Rapid diagnostic tests in bloodstream infections were discussed at a recent UNMC infectious disease journal club. “The effects of Molecular Rapid Diagnostic Testing on clinical outcomes in Bloodstream Infections systemic review and meta-analysis” published in Clinical Infectious Disease in Jan 2017 was presented by infectious disease fellow Dr. Rajendra Karnatak, with enthusiastic discussion among the group.
Recent advances in rapid diagnostic tests like PCR, Matrix-assisted Laser Desorption/Ionization Time of Flight (MALDI-TOF) Mass Spectrometry, and PNA-FISH have significantly reduced time to identification of microorganisms in bloodstream infections. The effect of molecular rapid diagnostic tests on important clinical outcomes like mortality, time to effective therapy, length of stay, and reduction of treatment cost has not been well established.
The article Dr. Karnatak reviewed studied the effects of utility of molecular rapid diagnostic tests on mortality, time to effective therapy, and length of stay (LOS). 31 studies met inclusion criteria for systemic review/meta-analysis and 5920 bloodstream infections were studied. All included studies compared conventional microbiological methods to molecular rapid diagnostic tests. Results indicated molecular rapid diagnostics would need to be used 20 times to prevent 1 death within 30-day period, and a statistically significant overall reduction in mortality with use of rapid diagnostics in combination with antimicrobial stewardship (ASP). There was a mean difference of -5.03 hours in time to effective therapy in the molecular rapid diagnostic tests group as compared to conventional microbiological methods. Time to effective therapy was most pronounced in bloodstream infections due to Enterococcus spp. The rapid diagnostic test group demonstrated a shorter LOS by 2.48 days compared to conventional microbiologic methods.
The included enterococcal bloodstream infection study contributed to some heterogeneity of the meta-analysis, with respect time-to-effective therapy. When the enterococcal bloodstream infection study was excluded from analysis, there was only 1.89 hours mean difference in time-to-effective therapy. Without the support of antimicrobial stewardship, results favored mortality benefit with the use of molecular rapid diagnostic tests but failed to demonstrate statistical significance. These findings further support 2016 IDSA recommendations for use of rapid diagnostic tests with support of ASP for better clinical outcome.

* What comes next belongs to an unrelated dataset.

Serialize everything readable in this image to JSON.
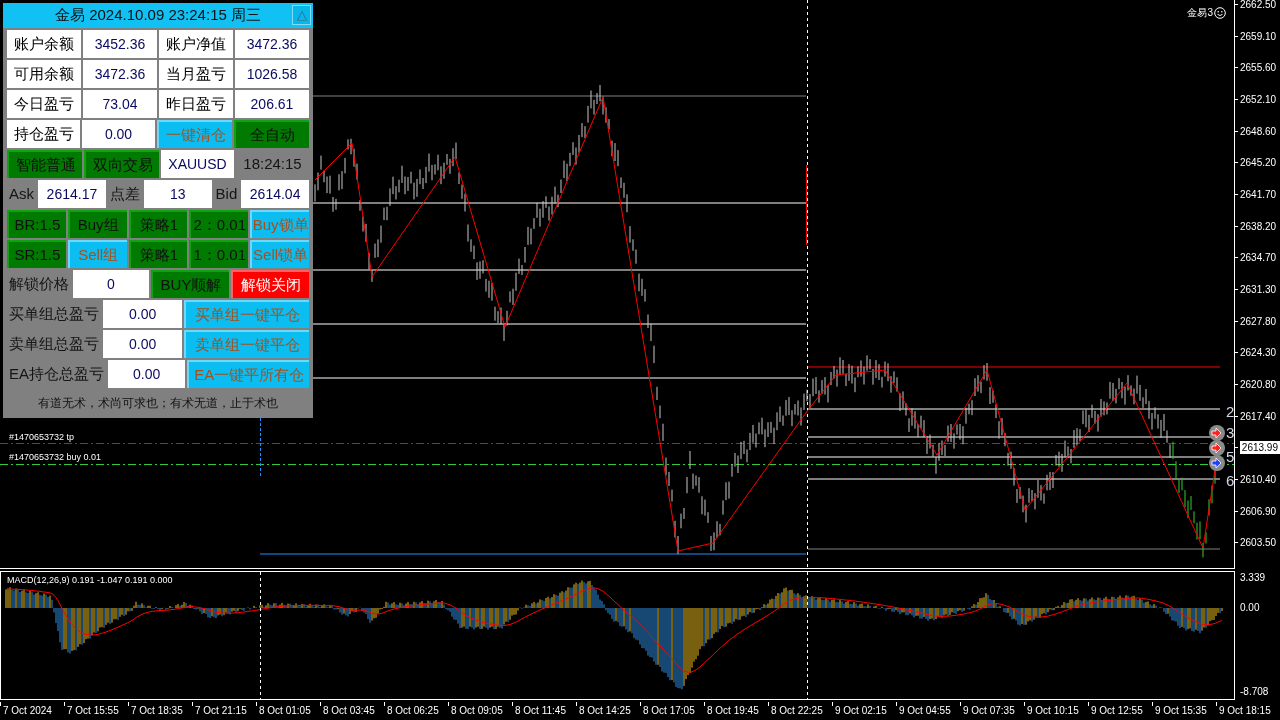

Use of rapid diagnostic tests is one step in a multi-step process that includes appropriate ASP structure, appropriate laboratory notification process, timely intervention and availability of resources for ASP. The majority of studies included in this meta-analysis did not have 24/7 support of ASP. Although this study clearly demonstrated benefit in reduction of LOS, it did not mention overall cost benefit. Molecular rapid diagnostic tests can revolutionize patient care, allowing for initiation of appropriate tailored therapy earlier during the treatment of critically ill patients. ASP and molecular rapid diagnostic tests together can have significant impact on fight against increasing antimicrobial resistance.